→ Task prompt: Each line of the records needs to be written out exactly, with any image left out.

((

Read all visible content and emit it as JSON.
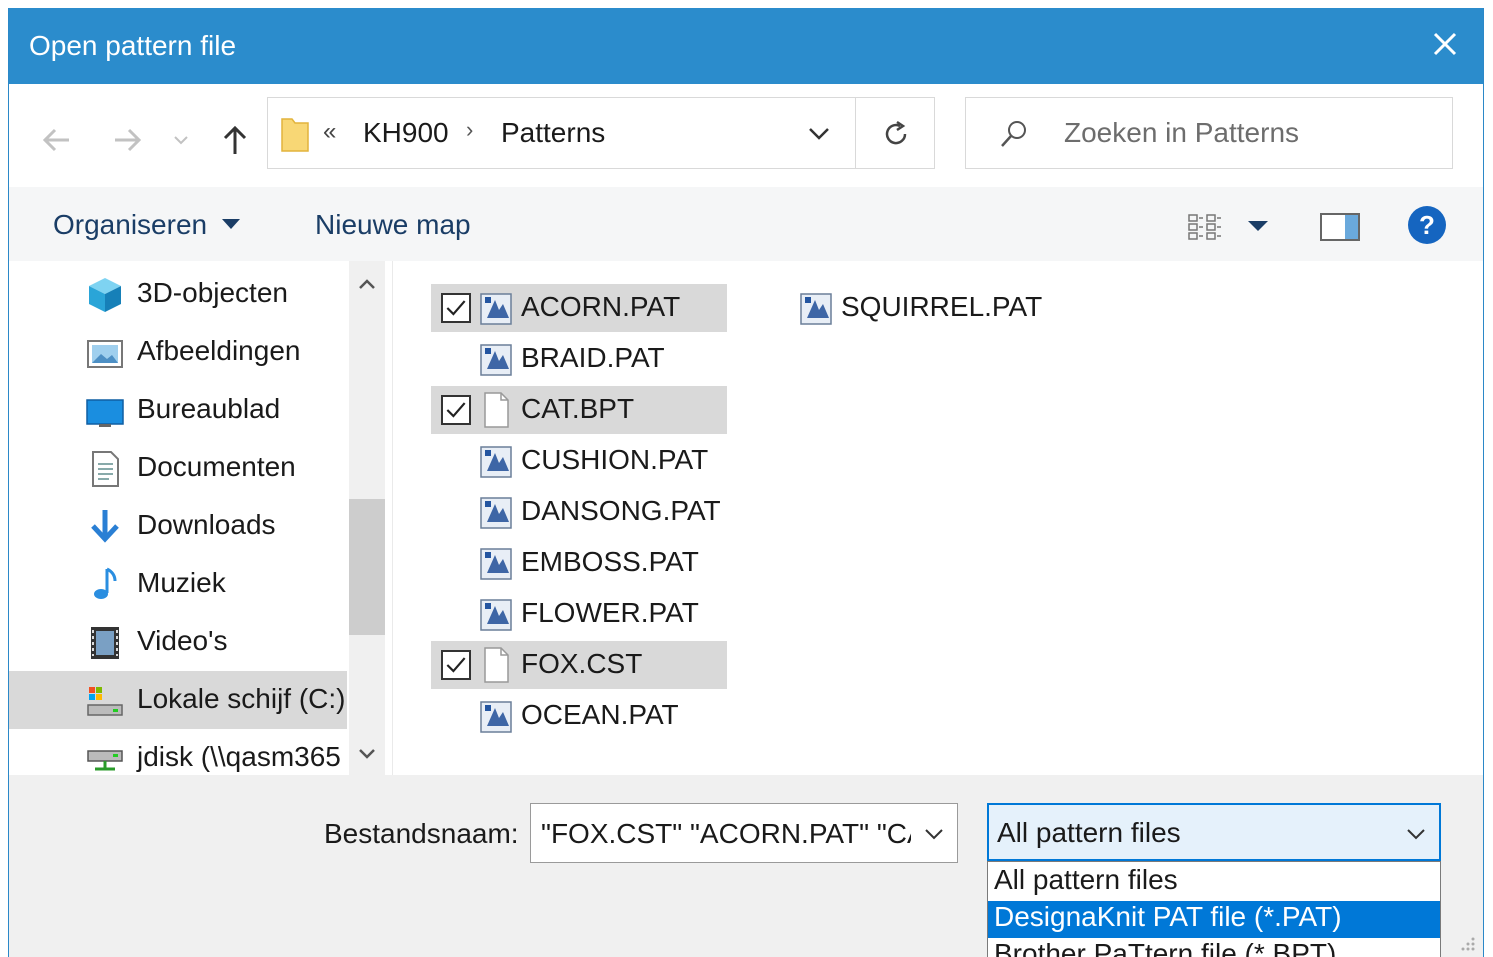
{
  "window": {
    "title": "Open pattern file"
  },
  "address": {
    "overflow": "«",
    "crumbs": [
      "KH900",
      "Patterns"
    ],
    "separator": "›"
  },
  "search": {
    "placeholder": "Zoeken in Patterns"
  },
  "toolbar": {
    "organize": "Organiseren",
    "new_folder": "Nieuwe map"
  },
  "navpane": {
    "items": [
      {
        "label": "3D-objecten",
        "icon": "cube-icon"
      },
      {
        "label": "Afbeeldingen",
        "icon": "pictures-icon"
      },
      {
        "label": "Bureaublad",
        "icon": "desktop-icon"
      },
      {
        "label": "Documenten",
        "icon": "documents-icon"
      },
      {
        "label": "Downloads",
        "icon": "download-icon"
      },
      {
        "label": "Muziek",
        "icon": "music-icon"
      },
      {
        "label": "Video's",
        "icon": "video-icon"
      },
      {
        "label": "Lokale schijf (C:)",
        "icon": "drive-icon"
      },
      {
        "label": "jdisk (\\\\qasm365",
        "icon": "network-drive-icon"
      }
    ],
    "selected_index": 7
  },
  "files": [
    {
      "name": "ACORN.PAT",
      "selected": true
    },
    {
      "name": "BRAID.PAT",
      "selected": false
    },
    {
      "name": "CAT.BPT",
      "selected": true
    },
    {
      "name": "CUSHION.PAT",
      "selected": false
    },
    {
      "name": "DANSONG.PAT",
      "selected": false
    },
    {
      "name": "EMBOSS.PAT",
      "selected": false
    },
    {
      "name": "FLOWER.PAT",
      "selected": false
    },
    {
      "name": "FOX.CST",
      "selected": true
    },
    {
      "name": "OCEAN.PAT",
      "selected": false
    },
    {
      "name": "SQUIRREL.PAT",
      "selected": false
    }
  ],
  "bottom": {
    "filename_label": "Bestandsnaam:",
    "filename_value": "\"FOX.CST\" \"ACORN.PAT\" \"CAT.BPT\"",
    "filetype_selected": "All pattern files",
    "filetype_options": [
      "All pattern files",
      "DesignaKnit PAT file (*.PAT)",
      "Brother PaTtern file (*.BPT)"
    ],
    "highlighted_option": 1
  },
  "colors": {
    "titlebar": "#2b8ccc",
    "selection": "#0078d7",
    "help": "#1565c0"
  }
}
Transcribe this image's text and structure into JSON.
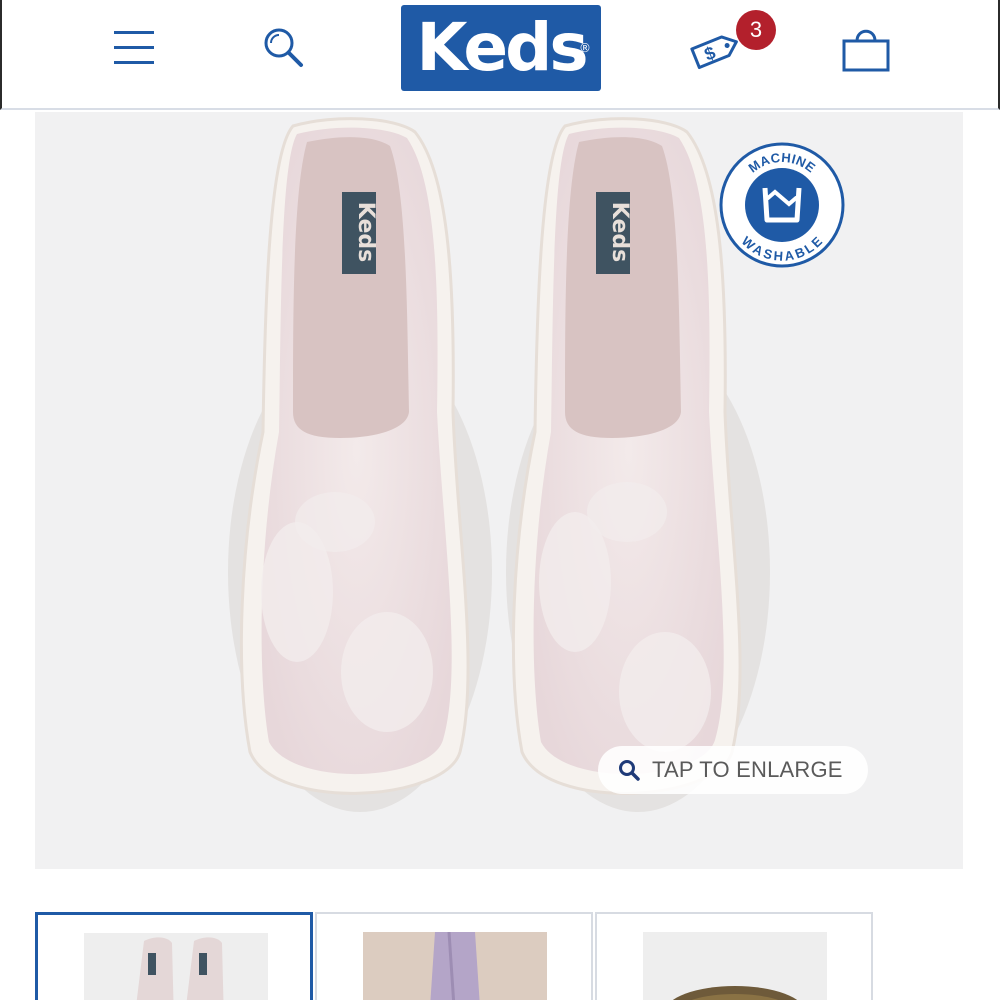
{
  "header": {
    "logo_text": "Keds",
    "logo_registered": "®",
    "deals_count": "3",
    "icons": [
      "menu-icon",
      "search-icon",
      "price-tag-icon",
      "shopping-bag-icon"
    ],
    "brand_color": "#1f5aa6",
    "badge_color": "#b3202c"
  },
  "hero": {
    "badge_top_text": "MACHINE",
    "badge_bottom_text": "WASHABLE",
    "insole_brand": "Keds",
    "enlarge_label": "TAP TO ENLARGE"
  },
  "thumbnails": [
    {
      "name": "top-view",
      "active": true
    },
    {
      "name": "on-foot",
      "active": false
    },
    {
      "name": "sole",
      "active": false
    }
  ]
}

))

→ Result:
Read all visible content and emit it as JSON.
{
  "window": {
    "title": "Open pattern file"
  },
  "address": {
    "overflow": "«",
    "crumbs": [
      "KH900",
      "Patterns"
    ],
    "separator": "›"
  },
  "search": {
    "placeholder": "Zoeken in Patterns"
  },
  "toolbar": {
    "organize": "Organiseren",
    "new_folder": "Nieuwe map"
  },
  "navpane": {
    "items": [
      {
        "label": "3D-objecten",
        "icon": "cube-icon"
      },
      {
        "label": "Afbeeldingen",
        "icon": "pictures-icon"
      },
      {
        "label": "Bureaublad",
        "icon": "desktop-icon"
      },
      {
        "label": "Documenten",
        "icon": "documents-icon"
      },
      {
        "label": "Downloads",
        "icon": "download-icon"
      },
      {
        "label": "Muziek",
        "icon": "music-icon"
      },
      {
        "label": "Video's",
        "icon": "video-icon"
      },
      {
        "label": "Lokale schijf (C:)",
        "icon": "drive-icon"
      },
      {
        "label": "jdisk (\\\\qasm365",
        "icon": "network-drive-icon"
      }
    ],
    "selected_index": 7
  },
  "files": [
    {
      "name": "ACORN.PAT",
      "selected": true
    },
    {
      "name": "BRAID.PAT",
      "selected": false
    },
    {
      "name": "CAT.BPT",
      "selected": true
    },
    {
      "name": "CUSHION.PAT",
      "selected": false
    },
    {
      "name": "DANSONG.PAT",
      "selected": false
    },
    {
      "name": "EMBOSS.PAT",
      "selected": false
    },
    {
      "name": "FLOWER.PAT",
      "selected": false
    },
    {
      "name": "FOX.CST",
      "selected": true
    },
    {
      "name": "OCEAN.PAT",
      "selected": false
    },
    {
      "name": "SQUIRREL.PAT",
      "selected": false
    }
  ],
  "bottom": {
    "filename_label": "Bestandsnaam:",
    "filename_value": "\"FOX.CST\" \"ACORN.PAT\" \"CAT.BPT\"",
    "filetype_selected": "All pattern files",
    "filetype_options": [
      "All pattern files",
      "DesignaKnit PAT file (*.PAT)",
      "Brother PaTtern file (*.BPT)"
    ],
    "highlighted_option": 1
  },
  "colors": {
    "titlebar": "#2b8ccc",
    "selection": "#0078d7",
    "help": "#1565c0"
  }
}
Transcribe this image's text and structure into JSON.
{
  "header": {
    "logo_text": "Keds",
    "logo_registered": "®",
    "deals_count": "3",
    "icons": [
      "menu-icon",
      "search-icon",
      "price-tag-icon",
      "shopping-bag-icon"
    ],
    "brand_color": "#1f5aa6",
    "badge_color": "#b3202c"
  },
  "hero": {
    "badge_top_text": "MACHINE",
    "badge_bottom_text": "WASHABLE",
    "insole_brand": "Keds",
    "enlarge_label": "TAP TO ENLARGE"
  },
  "thumbnails": [
    {
      "name": "top-view",
      "active": true
    },
    {
      "name": "on-foot",
      "active": false
    },
    {
      "name": "sole",
      "active": false
    }
  ]
}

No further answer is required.